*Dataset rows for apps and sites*
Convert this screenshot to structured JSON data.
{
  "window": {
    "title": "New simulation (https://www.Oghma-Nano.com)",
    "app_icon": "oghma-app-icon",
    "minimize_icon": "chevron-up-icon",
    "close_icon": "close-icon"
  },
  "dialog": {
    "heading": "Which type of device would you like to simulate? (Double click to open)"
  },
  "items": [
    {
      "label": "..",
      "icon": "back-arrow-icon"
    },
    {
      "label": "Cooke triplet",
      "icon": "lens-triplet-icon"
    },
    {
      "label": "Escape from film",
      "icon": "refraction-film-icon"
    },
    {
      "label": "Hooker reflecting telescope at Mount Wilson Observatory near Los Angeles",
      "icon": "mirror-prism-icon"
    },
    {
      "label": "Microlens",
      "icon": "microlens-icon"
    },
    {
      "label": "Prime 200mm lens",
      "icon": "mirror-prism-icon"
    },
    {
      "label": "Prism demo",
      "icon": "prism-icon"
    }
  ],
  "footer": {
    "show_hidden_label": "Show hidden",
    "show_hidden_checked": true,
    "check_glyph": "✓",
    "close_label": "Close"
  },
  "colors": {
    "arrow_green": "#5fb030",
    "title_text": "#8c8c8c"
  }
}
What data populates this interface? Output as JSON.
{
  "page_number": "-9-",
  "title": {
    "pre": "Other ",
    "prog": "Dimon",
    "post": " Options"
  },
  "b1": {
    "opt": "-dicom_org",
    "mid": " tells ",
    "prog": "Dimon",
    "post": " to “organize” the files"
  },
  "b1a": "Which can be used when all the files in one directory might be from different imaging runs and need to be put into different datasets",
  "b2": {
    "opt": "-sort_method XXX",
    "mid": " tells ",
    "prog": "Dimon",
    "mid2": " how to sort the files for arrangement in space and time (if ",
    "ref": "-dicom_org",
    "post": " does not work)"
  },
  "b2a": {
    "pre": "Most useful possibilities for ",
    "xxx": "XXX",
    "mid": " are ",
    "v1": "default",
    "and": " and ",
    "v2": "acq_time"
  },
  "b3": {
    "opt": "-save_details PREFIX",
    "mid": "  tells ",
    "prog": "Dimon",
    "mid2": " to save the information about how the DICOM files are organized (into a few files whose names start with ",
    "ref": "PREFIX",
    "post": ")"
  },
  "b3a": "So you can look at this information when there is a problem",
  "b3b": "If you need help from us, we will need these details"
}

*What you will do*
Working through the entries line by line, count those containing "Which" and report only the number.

*Answer to the exercise*
2